Public Safety Telecommunications Week originated in California in 1981 and was nationally recognized by an act of the United States Congress in 1991. In Indiana, Public Safety Telecommunications Week has been recognized state wide since 1999, most commonly by a proclamation from Indiana’s Governor.
Public Safety Telecommunications Week reminds all Hoosiers that the first step in receiving help is the initial call to 911 and hearing the voice of a local city, county, or state public safety dispatcher. These are the men and women that collect the initial information to pass along to law enforcement officers in the field. Often times they are able to give immediate lifesaving directions to the caller during medical emergencies or can be the calming voice to reassure the victim of a violent crime that help is on the way. And the service of a telecommunications operator extends well beyond taking calls from citizens as they are the life line to the police officer, deputy sheriff or state trooper out on patrol.

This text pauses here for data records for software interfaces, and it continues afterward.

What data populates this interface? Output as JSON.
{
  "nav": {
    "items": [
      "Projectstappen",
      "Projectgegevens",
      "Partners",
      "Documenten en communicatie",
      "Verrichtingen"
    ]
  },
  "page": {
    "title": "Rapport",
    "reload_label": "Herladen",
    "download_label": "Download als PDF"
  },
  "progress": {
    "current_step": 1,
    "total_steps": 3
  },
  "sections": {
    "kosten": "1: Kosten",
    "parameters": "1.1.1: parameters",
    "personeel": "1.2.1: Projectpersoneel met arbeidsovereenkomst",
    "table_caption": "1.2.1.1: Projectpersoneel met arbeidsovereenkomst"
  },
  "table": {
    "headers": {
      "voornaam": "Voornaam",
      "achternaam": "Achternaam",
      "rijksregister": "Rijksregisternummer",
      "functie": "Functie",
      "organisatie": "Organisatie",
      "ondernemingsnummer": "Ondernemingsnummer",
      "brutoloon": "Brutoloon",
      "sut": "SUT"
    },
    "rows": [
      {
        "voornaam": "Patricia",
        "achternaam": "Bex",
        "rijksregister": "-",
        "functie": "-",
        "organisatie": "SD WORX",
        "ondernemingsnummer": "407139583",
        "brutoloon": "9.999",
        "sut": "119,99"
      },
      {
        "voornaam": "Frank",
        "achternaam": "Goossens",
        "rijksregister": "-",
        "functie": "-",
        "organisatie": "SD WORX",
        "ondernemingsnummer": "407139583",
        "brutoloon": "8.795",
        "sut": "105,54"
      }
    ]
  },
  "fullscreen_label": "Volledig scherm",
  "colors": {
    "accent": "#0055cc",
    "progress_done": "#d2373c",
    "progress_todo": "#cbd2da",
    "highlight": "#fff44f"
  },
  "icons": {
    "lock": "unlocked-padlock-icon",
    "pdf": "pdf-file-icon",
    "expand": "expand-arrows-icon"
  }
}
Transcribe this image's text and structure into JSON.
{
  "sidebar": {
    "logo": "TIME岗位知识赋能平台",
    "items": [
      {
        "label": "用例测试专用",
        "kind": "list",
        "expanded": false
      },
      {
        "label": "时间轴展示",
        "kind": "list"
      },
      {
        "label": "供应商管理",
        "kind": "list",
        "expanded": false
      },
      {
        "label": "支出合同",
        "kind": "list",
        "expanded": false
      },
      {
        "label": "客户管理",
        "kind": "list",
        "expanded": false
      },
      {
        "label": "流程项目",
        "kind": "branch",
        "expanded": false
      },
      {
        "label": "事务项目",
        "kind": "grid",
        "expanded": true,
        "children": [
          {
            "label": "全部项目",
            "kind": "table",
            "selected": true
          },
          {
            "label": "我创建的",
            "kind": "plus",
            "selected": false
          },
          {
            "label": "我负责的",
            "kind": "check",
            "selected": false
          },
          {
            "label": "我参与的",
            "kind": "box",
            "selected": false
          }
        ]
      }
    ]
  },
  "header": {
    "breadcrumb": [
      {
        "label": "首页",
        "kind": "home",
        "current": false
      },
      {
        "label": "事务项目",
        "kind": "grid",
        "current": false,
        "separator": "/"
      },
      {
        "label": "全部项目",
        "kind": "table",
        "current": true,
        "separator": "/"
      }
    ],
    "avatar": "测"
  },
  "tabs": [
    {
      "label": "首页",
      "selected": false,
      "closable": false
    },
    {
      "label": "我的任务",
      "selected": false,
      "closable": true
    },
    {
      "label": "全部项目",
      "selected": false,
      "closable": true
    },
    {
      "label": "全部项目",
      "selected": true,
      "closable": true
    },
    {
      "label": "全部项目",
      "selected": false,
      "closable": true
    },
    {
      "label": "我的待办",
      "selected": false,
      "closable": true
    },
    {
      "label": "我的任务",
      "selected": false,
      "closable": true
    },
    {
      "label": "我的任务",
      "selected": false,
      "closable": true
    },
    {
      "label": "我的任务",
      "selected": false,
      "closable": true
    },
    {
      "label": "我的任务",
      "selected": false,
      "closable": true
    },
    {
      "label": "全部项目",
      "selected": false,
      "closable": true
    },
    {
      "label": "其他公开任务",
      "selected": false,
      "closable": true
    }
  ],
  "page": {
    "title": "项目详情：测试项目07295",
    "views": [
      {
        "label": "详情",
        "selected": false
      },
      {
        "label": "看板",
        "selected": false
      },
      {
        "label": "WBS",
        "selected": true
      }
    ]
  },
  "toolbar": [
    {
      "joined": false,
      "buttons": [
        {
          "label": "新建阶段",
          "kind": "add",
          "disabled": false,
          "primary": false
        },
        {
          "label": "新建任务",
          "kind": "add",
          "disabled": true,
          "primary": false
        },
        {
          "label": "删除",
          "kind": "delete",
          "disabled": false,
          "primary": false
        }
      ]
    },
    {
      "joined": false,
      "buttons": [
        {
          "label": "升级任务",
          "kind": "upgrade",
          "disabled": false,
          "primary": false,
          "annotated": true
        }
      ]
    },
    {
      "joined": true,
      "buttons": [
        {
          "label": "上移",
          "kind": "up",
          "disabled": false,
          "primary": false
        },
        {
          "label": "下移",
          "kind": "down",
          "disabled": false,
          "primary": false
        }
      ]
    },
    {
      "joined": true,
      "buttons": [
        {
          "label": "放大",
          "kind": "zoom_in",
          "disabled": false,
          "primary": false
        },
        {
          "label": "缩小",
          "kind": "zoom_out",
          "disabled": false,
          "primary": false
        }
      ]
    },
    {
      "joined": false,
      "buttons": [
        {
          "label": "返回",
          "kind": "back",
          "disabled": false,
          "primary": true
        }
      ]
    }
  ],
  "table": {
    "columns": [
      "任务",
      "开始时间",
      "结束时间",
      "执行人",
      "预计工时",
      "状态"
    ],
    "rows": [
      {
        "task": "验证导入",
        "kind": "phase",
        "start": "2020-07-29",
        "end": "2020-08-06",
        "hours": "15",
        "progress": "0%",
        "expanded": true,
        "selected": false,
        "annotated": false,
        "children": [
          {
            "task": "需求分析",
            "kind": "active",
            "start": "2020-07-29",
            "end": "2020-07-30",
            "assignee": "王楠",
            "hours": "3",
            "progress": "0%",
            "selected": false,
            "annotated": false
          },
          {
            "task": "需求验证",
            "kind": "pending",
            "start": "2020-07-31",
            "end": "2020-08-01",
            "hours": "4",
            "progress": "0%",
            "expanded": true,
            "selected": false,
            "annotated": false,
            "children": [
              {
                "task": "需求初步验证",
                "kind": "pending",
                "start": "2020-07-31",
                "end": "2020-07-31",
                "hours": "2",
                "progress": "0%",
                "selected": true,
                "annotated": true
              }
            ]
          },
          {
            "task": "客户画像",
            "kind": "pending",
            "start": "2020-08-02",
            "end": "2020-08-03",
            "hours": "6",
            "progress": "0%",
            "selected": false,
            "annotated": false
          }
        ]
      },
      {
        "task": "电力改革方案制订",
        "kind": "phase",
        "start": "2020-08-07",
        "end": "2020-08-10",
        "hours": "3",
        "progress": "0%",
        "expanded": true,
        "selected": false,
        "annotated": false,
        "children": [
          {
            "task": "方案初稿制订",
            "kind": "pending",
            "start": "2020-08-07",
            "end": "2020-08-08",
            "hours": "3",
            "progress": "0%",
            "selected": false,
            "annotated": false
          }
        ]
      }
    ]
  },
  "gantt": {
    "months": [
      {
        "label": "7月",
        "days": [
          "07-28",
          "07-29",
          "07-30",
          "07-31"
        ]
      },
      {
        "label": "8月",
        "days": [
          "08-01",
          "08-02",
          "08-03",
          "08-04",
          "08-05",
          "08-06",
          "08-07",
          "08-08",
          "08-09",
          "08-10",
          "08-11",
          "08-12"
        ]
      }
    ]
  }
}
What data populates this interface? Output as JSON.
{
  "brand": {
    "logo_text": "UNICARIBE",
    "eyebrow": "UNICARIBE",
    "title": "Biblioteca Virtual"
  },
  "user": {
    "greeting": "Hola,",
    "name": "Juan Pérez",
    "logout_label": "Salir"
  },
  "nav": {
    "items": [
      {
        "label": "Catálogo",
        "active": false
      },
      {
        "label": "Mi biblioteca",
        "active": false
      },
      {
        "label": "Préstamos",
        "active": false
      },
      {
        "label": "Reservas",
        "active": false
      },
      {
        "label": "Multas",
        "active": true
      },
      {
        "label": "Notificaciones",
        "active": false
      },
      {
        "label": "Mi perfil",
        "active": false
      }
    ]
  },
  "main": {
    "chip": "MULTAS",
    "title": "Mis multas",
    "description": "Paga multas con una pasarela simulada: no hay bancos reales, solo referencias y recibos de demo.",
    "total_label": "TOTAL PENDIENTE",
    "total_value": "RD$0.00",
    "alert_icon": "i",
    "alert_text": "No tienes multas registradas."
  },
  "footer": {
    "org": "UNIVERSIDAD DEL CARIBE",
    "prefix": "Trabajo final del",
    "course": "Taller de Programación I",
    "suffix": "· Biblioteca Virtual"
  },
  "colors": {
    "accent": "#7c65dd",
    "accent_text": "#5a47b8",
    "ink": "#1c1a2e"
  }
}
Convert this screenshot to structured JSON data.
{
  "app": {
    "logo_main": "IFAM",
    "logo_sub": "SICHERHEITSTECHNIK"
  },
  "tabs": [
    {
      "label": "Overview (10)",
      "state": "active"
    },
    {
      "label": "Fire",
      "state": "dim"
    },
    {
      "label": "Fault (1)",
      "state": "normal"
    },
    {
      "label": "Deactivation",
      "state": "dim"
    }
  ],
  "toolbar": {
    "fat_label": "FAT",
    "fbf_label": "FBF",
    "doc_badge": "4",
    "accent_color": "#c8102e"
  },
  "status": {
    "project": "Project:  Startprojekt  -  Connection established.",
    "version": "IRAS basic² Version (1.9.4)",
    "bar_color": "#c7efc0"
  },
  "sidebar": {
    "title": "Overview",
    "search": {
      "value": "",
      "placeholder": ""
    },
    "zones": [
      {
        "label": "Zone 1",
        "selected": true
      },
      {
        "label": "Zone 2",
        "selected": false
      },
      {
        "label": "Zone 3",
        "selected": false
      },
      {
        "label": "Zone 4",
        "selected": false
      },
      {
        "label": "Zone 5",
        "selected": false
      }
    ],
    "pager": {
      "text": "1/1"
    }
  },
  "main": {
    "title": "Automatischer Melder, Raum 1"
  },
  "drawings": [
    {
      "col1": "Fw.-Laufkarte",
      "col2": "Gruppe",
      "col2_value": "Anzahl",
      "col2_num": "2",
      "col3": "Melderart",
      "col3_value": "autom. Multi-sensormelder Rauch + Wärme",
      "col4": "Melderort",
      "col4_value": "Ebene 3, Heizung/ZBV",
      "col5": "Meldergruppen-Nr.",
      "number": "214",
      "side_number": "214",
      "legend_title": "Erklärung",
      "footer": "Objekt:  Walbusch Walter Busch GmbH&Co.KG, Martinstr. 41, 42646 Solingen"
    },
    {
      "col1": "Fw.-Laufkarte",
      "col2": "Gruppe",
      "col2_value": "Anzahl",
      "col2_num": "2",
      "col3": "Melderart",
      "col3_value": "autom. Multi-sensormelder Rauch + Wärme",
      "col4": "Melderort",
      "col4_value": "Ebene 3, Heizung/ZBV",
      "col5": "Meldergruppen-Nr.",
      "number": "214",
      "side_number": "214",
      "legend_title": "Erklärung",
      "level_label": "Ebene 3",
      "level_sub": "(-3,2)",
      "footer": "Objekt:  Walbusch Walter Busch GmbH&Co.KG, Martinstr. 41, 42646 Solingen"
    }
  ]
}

In short, the telecommunications operator is the two-way life line link taking calls for service. Whether the call comes by phone from the public, or over a radio from a law enforcement professional, telecommunication operators are one of the most important and under-recognized components of public safety.